Assignment — Copy each line of the records that holds the string "label".

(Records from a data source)
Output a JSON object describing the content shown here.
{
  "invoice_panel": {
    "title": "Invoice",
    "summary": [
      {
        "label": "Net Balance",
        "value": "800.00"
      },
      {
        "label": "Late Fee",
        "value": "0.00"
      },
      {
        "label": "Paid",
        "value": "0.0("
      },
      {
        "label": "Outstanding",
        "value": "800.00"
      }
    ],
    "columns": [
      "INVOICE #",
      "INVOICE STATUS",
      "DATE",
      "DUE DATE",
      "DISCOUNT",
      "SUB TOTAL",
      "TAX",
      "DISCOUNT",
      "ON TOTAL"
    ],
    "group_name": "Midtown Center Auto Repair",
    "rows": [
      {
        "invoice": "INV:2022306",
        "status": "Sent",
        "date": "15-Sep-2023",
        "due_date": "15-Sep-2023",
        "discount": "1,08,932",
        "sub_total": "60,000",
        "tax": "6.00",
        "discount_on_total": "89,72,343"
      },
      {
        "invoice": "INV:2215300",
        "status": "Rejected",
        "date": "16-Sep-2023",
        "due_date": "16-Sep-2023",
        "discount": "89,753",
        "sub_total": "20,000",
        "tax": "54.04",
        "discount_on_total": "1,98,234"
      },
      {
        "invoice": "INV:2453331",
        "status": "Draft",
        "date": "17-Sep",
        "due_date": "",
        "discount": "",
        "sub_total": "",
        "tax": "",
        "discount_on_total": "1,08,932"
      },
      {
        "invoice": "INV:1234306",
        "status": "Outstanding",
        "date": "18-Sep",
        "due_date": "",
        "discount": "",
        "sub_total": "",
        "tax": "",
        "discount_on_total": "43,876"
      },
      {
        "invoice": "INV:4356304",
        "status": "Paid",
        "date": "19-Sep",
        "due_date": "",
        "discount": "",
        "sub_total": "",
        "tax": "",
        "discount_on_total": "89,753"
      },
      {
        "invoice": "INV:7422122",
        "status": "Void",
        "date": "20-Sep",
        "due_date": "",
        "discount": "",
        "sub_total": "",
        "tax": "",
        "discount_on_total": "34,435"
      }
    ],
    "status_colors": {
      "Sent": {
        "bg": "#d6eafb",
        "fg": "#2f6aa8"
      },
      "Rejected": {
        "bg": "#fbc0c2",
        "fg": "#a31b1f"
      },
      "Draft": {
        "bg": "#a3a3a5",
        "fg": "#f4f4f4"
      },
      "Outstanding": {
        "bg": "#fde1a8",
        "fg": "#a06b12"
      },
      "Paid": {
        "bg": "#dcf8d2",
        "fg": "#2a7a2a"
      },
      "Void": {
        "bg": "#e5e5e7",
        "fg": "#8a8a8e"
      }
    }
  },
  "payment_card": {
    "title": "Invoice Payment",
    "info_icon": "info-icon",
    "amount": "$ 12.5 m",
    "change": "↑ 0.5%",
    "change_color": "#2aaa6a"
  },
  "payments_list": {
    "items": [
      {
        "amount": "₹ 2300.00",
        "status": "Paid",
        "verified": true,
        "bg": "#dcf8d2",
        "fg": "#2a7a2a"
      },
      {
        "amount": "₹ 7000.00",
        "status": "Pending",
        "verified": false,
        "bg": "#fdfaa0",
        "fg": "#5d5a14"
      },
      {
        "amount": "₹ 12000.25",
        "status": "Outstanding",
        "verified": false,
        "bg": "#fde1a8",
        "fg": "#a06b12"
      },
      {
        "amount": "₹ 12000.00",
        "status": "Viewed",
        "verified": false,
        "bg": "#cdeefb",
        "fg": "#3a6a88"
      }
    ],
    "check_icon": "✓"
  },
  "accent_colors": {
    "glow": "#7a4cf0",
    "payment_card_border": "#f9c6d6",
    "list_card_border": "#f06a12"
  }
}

Solution for this exercise —
        "label": "Net Balance",
        "label": "Late Fee",
        "label": "Paid",
        "label": "Outstanding",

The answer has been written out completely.